Of course, if Anderson considers the Bengals a bunch of underachievers, what must he think of the Steelers?

Like the Bengals, they were 11-5 last season, too. But they went on to win the Super Bowl and had 19 of their 22 starters returning, as well as the entire coaching staff.

Heading to the scene of where they ended the Bengals' 2005 season, the Steelers are 7-8 and trying to conjure enough incentive to finish the season at .500. They have been reduced to looking back and playing Bill Cowher's dreaded "what-if" game, haunted by turnovers that cost them victories against the Bengals, Atlanta and Oakland yet tortured by two lopsided defeats to the Baltimore Ravens.

Did they underachieve?

"I'm not going to say we didn't underachieve, but we had to overcome so much," receiver Hines Ward said.

"Of course, we're unhappy with the way things unfolded or have gone with the players we have in here," defensive end Brett Keisel said. "You don't want to be where you're at."

"I think our expectations were high, and we didn't achieve them," Pro Bowl guard Alan Faneca said. "Our expectations were high from last year. We overachieved last year. We overcame what we didn't overcome this year and played as a team. If you want to say anything, we were overachievers last year."

OK, not exactly the same missile issued by Anderson. But, underscoring their sentiments are the facts:

Not many Steelers players performed to the level of last season, statistically or otherwise. That certainly was not the case with quarterback Ben Roethlisberger, who has ranked near the bottom of the league's passer ratings after hovering near the top in 2005. Interceptions (22) and sacks (45) have plagued him nearly as much as his physical setbacks, though it is difficult for anyone except Roethlisberger to quantify the impact his June 12 motorcycle accident had on his performance.

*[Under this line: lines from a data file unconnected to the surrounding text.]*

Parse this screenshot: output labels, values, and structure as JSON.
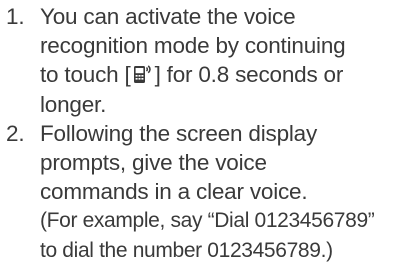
{
  "steps": [
    {
      "number": "1.",
      "lines": [
        "You can activate the voice",
        "recognition mode by continuing",
        "to touch [",
        "] for 0.8 seconds or",
        "longer."
      ]
    },
    {
      "number": "2.",
      "lines": [
        "Following the screen display",
        "prompts, give the voice",
        "commands in a clear voice.",
        "(For example, say “Dial 0123456789”",
        "to dial the number 0123456789.)"
      ]
    }
  ],
  "icons": {
    "voice_key": "phone-voice-icon"
  }
}
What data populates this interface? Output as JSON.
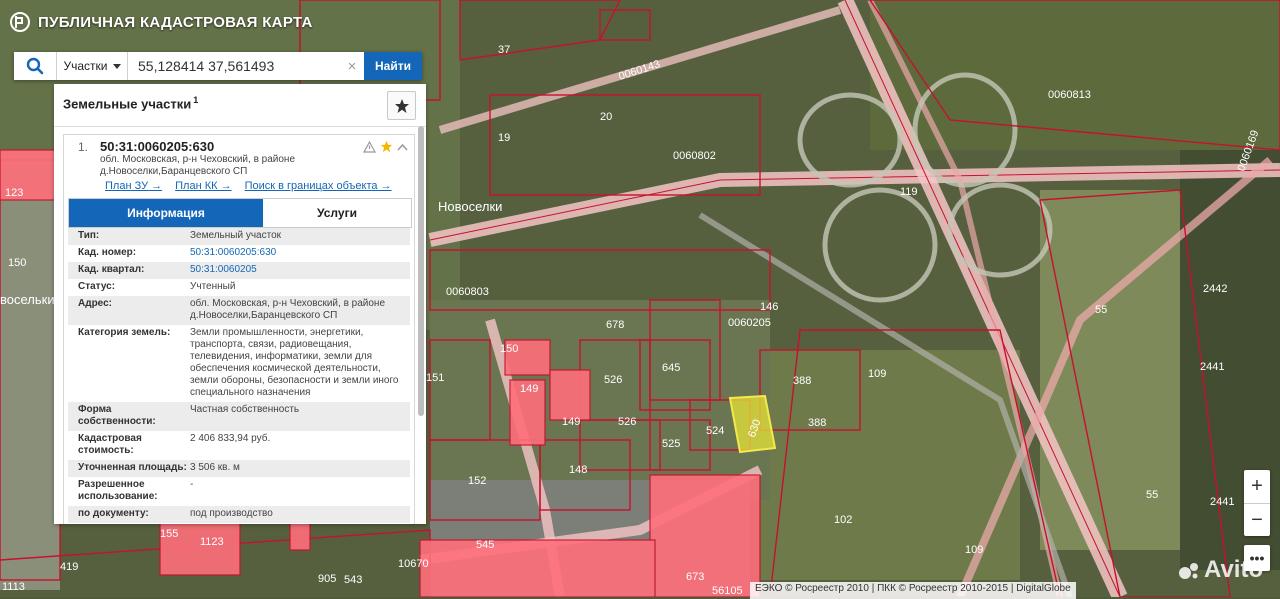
{
  "app": {
    "title": "ПУБЛИЧНАЯ КАДАСТРОВАЯ КАРТА"
  },
  "search": {
    "type_label": "Участки",
    "query": "55,128414 37,561493",
    "find_label": "Найти",
    "clear_symbol": "×"
  },
  "panel": {
    "title": "Земельные участки",
    "title_count": "1",
    "result": {
      "index": "1.",
      "cadastral_number": "50:31:0060205:630",
      "address": "обл. Московская, р-н Чеховский, в районе д.Новоселки,Баранцевского СП",
      "links": [
        "План ЗУ →",
        "План КК →",
        "Поиск в границах объекта →"
      ],
      "tabs": {
        "info": "Информация",
        "services": "Услуги"
      },
      "fields": [
        {
          "key": "Тип:",
          "value": "Земельный участок"
        },
        {
          "key": "Кад. номер:",
          "value": "50:31:0060205:630"
        },
        {
          "key": "Кад. квартал:",
          "value": "50:31:0060205"
        },
        {
          "key": "Статус:",
          "value": "Учтенный"
        },
        {
          "key": "Адрес:",
          "value": "обл. Московская, р-н Чеховский, в районе д.Новоселки,Баранцевского СП"
        },
        {
          "key": "Категория земель:",
          "value": "Земли промышленности, энергетики, транспорта, связи, радиовещания, телевидения, информатики, земли для обеспечения космической деятельности, земли обороны, безопасности и земли иного специального назначения"
        },
        {
          "key": "Форма собственности:",
          "value": "Частная собственность"
        },
        {
          "key": "Кадастровая стоимость:",
          "value": "2 406 833,94 руб."
        },
        {
          "key": "Уточненная площадь:",
          "value": "3 506 кв. м"
        },
        {
          "key": "Разрешенное использование:",
          "value": "-"
        },
        {
          "key": "по документу:",
          "value": "под производство"
        }
      ]
    }
  },
  "map": {
    "labels": {
      "settlement": "Новоселки",
      "settlement_left": "восельки",
      "q_0060813": "0060813",
      "q_0060143": "0060143",
      "q_0060802": "0060802",
      "q_0060803": "0060803",
      "q_0060205": "0060205",
      "q_0060169": "0060169",
      "n119": "119",
      "n630": "630",
      "n388a": "388",
      "n388b": "388",
      "n524": "524",
      "n525": "525",
      "n526a": "526",
      "n526b": "526",
      "n645": "645",
      "n678": "678",
      "n146": "146",
      "n109a": "109",
      "n109b": "109",
      "n102": "102",
      "n55a": "55",
      "n55b": "55",
      "n2442": "2442",
      "n2441a": "2441",
      "n2441b": "2441",
      "n148": "148",
      "n149a": "149",
      "n149b": "149",
      "n150a": "150",
      "n150b": "150",
      "n151": "151",
      "n152": "152",
      "n37": "37",
      "n20": "20",
      "n19": "19",
      "n123": "123",
      "n1123": "1123",
      "n1113": "1113",
      "n419": "419",
      "n905": "905",
      "n543": "543",
      "n673": "673",
      "n56105": "56105",
      "n10670": "10670",
      "n545": "545",
      "n155": "155"
    },
    "zoom_in": "+",
    "zoom_out": "−",
    "more": "•••",
    "attribution": "ЕЭКО © Росреестр 2010 | ПКК © Росреестр 2010-2015 | DigitalGlobe",
    "watermark": "Avito"
  },
  "colors": {
    "accent": "#1466b8",
    "parcel_outline": "#c8102e",
    "selected_parcel": "#e8e43a",
    "road": "#f4c6c6"
  }
}
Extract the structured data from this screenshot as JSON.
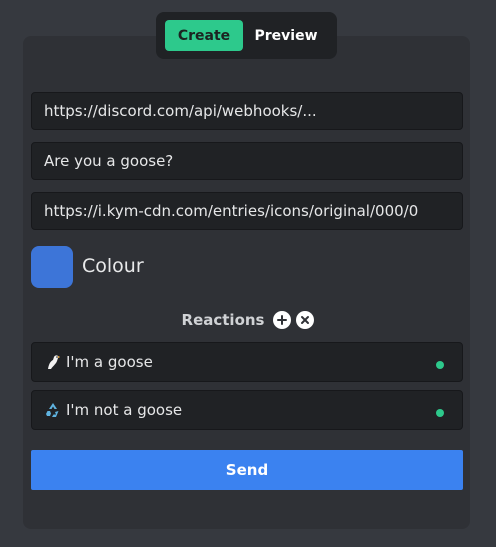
{
  "toggle": {
    "create_label": "Create",
    "preview_label": "Preview"
  },
  "form": {
    "webhook_url": "https://discord.com/api/webhooks/...",
    "message": "Are you a goose?",
    "icon_url": "https://i.kym-cdn.com/entries/icons/original/000/0",
    "colour_label": "Colour",
    "colour_value": "#3d75d8"
  },
  "reactions": {
    "title": "Reactions",
    "add_icon": "plus-circle-icon",
    "clear_icon": "close-circle-icon",
    "items": [
      {
        "emoji": "goose-emoji",
        "label": "I'm a goose",
        "status_color": "#2dc98c"
      },
      {
        "emoji": "recycle-emoji",
        "label": "I'm not a goose",
        "status_color": "#2dc98c"
      }
    ]
  },
  "send_label": "Send",
  "colors": {
    "accent_green": "#2dc98c",
    "send_blue": "#3b82f0"
  }
}
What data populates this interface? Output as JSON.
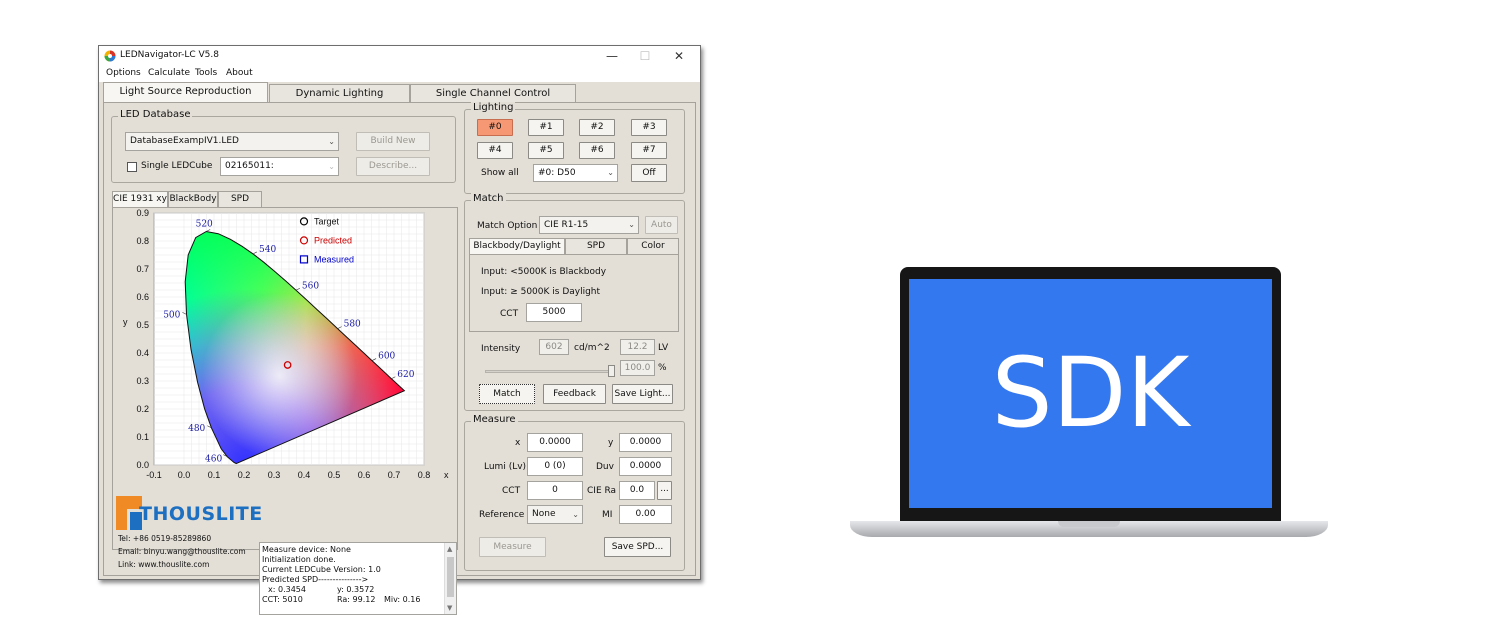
{
  "window": {
    "title": "LEDNavigator-LC V5.8",
    "controls": [
      "—",
      "☐",
      "✕"
    ]
  },
  "menu": [
    "Options",
    "Calculate",
    "Tools",
    "About"
  ],
  "main_tabs": [
    "Light Source Reproduction",
    "Dynamic Lighting",
    "Single Channel Control"
  ],
  "led_database": {
    "title": "LED Database",
    "database_value": "DatabaseExampIV1.LED",
    "build_new": "Build New",
    "single_ledcube": "Single LEDCube",
    "cube_value": "02165011:",
    "describe": "Describe..."
  },
  "chart_tabs": [
    "CIE 1931 xy",
    "BlackBody",
    "SPD"
  ],
  "chart_data": {
    "type": "scatter",
    "title": "",
    "xlabel": "x",
    "ylabel": "y",
    "xlim": [
      -0.1,
      0.8
    ],
    "ylim": [
      0.0,
      0.9
    ],
    "x_ticks": [
      "-0.1",
      "0.0",
      "0.1",
      "0.2",
      "0.3",
      "0.4",
      "0.5",
      "0.6",
      "0.7",
      "0.8"
    ],
    "y_ticks": [
      "0.0",
      "0.1",
      "0.2",
      "0.3",
      "0.4",
      "0.5",
      "0.6",
      "0.7",
      "0.8",
      "0.9"
    ],
    "wavelength_labels": [
      {
        "nm": "460",
        "x": 0.144,
        "y": 0.03
      },
      {
        "nm": "480",
        "x": 0.091,
        "y": 0.133
      },
      {
        "nm": "500",
        "x": 0.008,
        "y": 0.538
      },
      {
        "nm": "520",
        "x": 0.074,
        "y": 0.834
      },
      {
        "nm": "540",
        "x": 0.23,
        "y": 0.754
      },
      {
        "nm": "560",
        "x": 0.373,
        "y": 0.624
      },
      {
        "nm": "580",
        "x": 0.512,
        "y": 0.487
      },
      {
        "nm": "600",
        "x": 0.627,
        "y": 0.373
      },
      {
        "nm": "620",
        "x": 0.691,
        "y": 0.308
      }
    ],
    "series": [
      {
        "name": "Target",
        "marker": "circle",
        "color": "#000000",
        "points": []
      },
      {
        "name": "Predicted",
        "marker": "circle",
        "color": "#cc0000",
        "points": [
          {
            "x": 0.3454,
            "y": 0.3572
          }
        ]
      },
      {
        "name": "Measured",
        "marker": "square",
        "color": "#0000cc",
        "points": []
      }
    ],
    "legend_position": "top-right",
    "grid": true
  },
  "lighting": {
    "title": "Lighting",
    "buttons": [
      "#0",
      "#1",
      "#2",
      "#3",
      "#4",
      "#5",
      "#6",
      "#7"
    ],
    "selected_index": 0,
    "show_all": "Show all",
    "preset_value": "#0: D50",
    "off": "Off"
  },
  "match": {
    "title": "Match",
    "match_option_label": "Match Option",
    "match_option_value": "CIE R1-15",
    "auto": "Auto",
    "tabs": [
      "Blackbody/Daylight",
      "SPD",
      "Color"
    ],
    "input_line1": "Input: <5000K is Blackbody",
    "input_line2": "Input: ≥ 5000K is Daylight",
    "cct_label": "CCT",
    "cct_value": "5000",
    "intensity_label": "Intensity",
    "intensity_value": "602",
    "intensity_unit": "cd/m^2",
    "lv_value": "12.2",
    "lv_unit": "LV",
    "slider_percent_value": "100.0",
    "slider_fraction": 1.0,
    "percent_unit": "%",
    "match_btn": "Match",
    "feedback_btn": "Feedback",
    "save_light_btn": "Save Light..."
  },
  "measure": {
    "title": "Measure",
    "x_label": "x",
    "x_value": "0.0000",
    "y_label": "y",
    "y_value": "0.0000",
    "lumi_label": "Lumi (Lv)",
    "lumi_value": "0 (0)",
    "duv_label": "Duv",
    "duv_value": "0.0000",
    "cct_label": "CCT",
    "cct_value": "0",
    "ra_label": "CIE Ra",
    "ra_value": "0.0",
    "ra_more": "...",
    "reference_label": "Reference",
    "reference_value": "None",
    "mi_label": "MI",
    "mi_value": "0.00",
    "measure_btn": "Measure",
    "save_spd_btn": "Save SPD..."
  },
  "brand": {
    "logo_text": "THOUSLITE",
    "tel": "Tel: +86 0519-85289860",
    "email": "Email: binyu.wang@thouslite.com",
    "link": "Link: www.thouslite.com"
  },
  "log": {
    "line1": "Measure device:   None",
    "line2": "Initialization done.",
    "line3": "Current LEDCube Version: 1.0",
    "line4": "Predicted SPD--------------->",
    "line5a": "x: 0.3454",
    "line5b": "y: 0.3572",
    "line6a": "CCT: 5010",
    "line6b": "Ra: 99.12",
    "line6c": "Miv: 0.16"
  },
  "laptop": {
    "screen_text": "SDK",
    "screen_color": "#3478f0"
  },
  "colors": {
    "window_bg": "#e3dfd7",
    "selected_button": "#f79874",
    "logo_orange": "#f08a24",
    "logo_blue": "#1d6fc2",
    "wavelength_label": "#1a1aa6"
  }
}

And it certainly was not the case with linebacker Joey Porter, who is not the dominant pass-rusher he was at the end of last season; or even Ike Taylor, who went from being the team's top cover cornerback in 2005 to a player who hasn't started the past five games because of poor play.

About the only player who raised his level from last season was running back Willie Parker, who has a career-high 1,360 yards rushing and 14 touchdowns and was named to the Pro Bowl.

"We just had so much stuff that happened," Ward said. "You take our quarterback, what he's been through the whole year, no quarterback has been through that. I know Carson [Palmer] had the knee injury, but almost losing your life, the appendectomy; Troy [Polamalu] missed a couple games, Casey [Hampton] missed one game, Joey missed two, I missed a couple. Those are all our key starters, and you have to deal with that.

"That's kind of hard. Your team is like going up and down, up and down, trying to handle a lot of adversity. What we did, the Super Bowl champ, to come back and not make playoffs at all, through all what we had to overcome, I don't know you can say we were underachievers."

http://www.post-gazette.com/pg/06364/750078-66.stm